▸ What you need to do: Pictures aside, restate the records below exactly as written.

▸ Exercise materials:
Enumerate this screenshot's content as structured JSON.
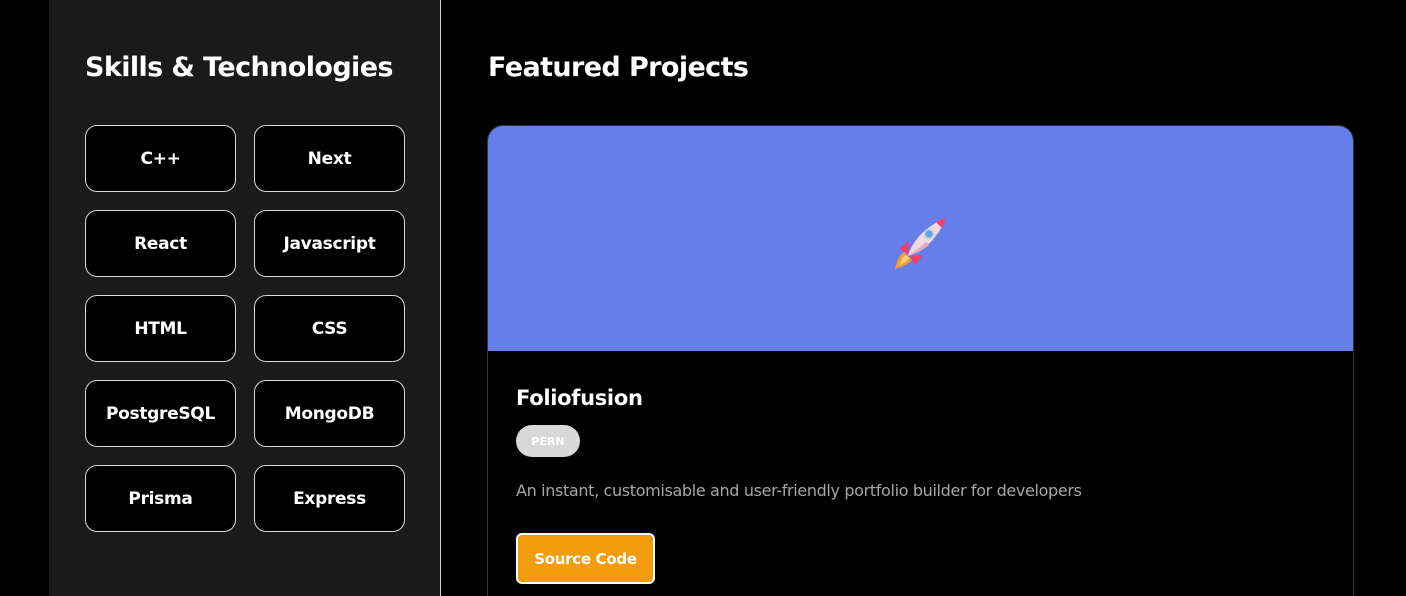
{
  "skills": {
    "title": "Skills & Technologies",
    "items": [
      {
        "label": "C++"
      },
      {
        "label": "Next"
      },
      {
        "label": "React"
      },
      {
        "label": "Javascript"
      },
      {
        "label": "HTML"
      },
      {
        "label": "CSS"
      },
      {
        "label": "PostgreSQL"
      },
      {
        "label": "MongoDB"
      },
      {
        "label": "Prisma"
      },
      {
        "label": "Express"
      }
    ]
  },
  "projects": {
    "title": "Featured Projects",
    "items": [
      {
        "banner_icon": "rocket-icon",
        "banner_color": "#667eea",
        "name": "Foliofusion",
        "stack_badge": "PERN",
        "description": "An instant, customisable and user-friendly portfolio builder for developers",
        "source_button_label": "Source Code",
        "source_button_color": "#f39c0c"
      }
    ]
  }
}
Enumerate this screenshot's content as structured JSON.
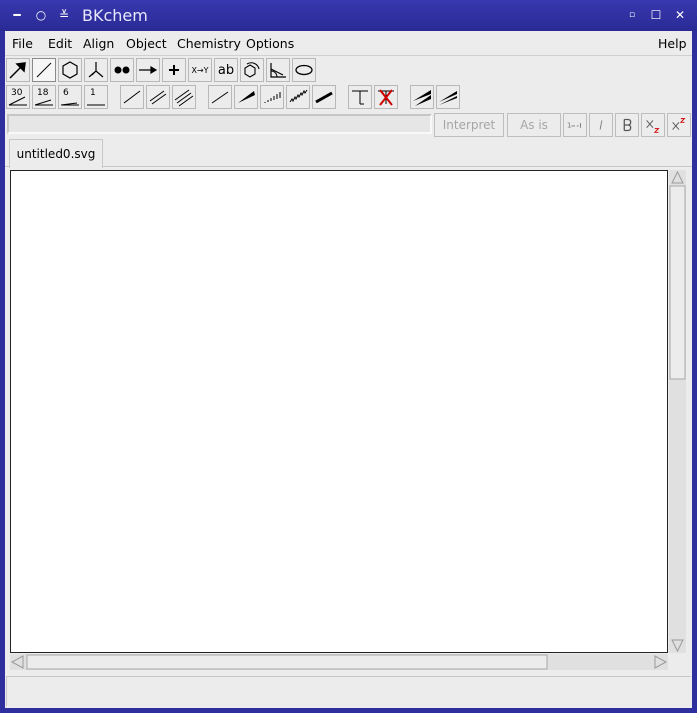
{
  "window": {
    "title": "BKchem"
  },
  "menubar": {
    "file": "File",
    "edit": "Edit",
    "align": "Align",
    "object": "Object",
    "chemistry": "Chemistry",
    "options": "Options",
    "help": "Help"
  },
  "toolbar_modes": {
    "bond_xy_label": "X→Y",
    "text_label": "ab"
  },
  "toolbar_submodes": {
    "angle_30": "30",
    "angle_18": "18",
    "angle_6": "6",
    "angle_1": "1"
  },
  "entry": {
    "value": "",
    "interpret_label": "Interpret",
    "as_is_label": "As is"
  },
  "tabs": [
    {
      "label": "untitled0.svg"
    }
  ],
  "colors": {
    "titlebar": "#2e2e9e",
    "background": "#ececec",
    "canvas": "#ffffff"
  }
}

▸ Answer below:
Enumerate this screenshot's content as structured JSON.
{
  "skills": {
    "title": "Skills & Technologies",
    "items": [
      {
        "label": "C++"
      },
      {
        "label": "Next"
      },
      {
        "label": "React"
      },
      {
        "label": "Javascript"
      },
      {
        "label": "HTML"
      },
      {
        "label": "CSS"
      },
      {
        "label": "PostgreSQL"
      },
      {
        "label": "MongoDB"
      },
      {
        "label": "Prisma"
      },
      {
        "label": "Express"
      }
    ]
  },
  "projects": {
    "title": "Featured Projects",
    "items": [
      {
        "banner_icon": "rocket-icon",
        "banner_color": "#667eea",
        "name": "Foliofusion",
        "stack_badge": "PERN",
        "description": "An instant, customisable and user-friendly portfolio builder for developers",
        "source_button_label": "Source Code",
        "source_button_color": "#f39c0c"
      }
    ]
  }
}
Enumerate this screenshot's content as structured JSON.
{
  "window": {
    "title": "BKchem"
  },
  "menubar": {
    "file": "File",
    "edit": "Edit",
    "align": "Align",
    "object": "Object",
    "chemistry": "Chemistry",
    "options": "Options",
    "help": "Help"
  },
  "toolbar_modes": {
    "bond_xy_label": "X→Y",
    "text_label": "ab"
  },
  "toolbar_submodes": {
    "angle_30": "30",
    "angle_18": "18",
    "angle_6": "6",
    "angle_1": "1"
  },
  "entry": {
    "value": "",
    "interpret_label": "Interpret",
    "as_is_label": "As is"
  },
  "tabs": [
    {
      "label": "untitled0.svg"
    }
  ],
  "colors": {
    "titlebar": "#2e2e9e",
    "background": "#ececec",
    "canvas": "#ffffff"
  }
}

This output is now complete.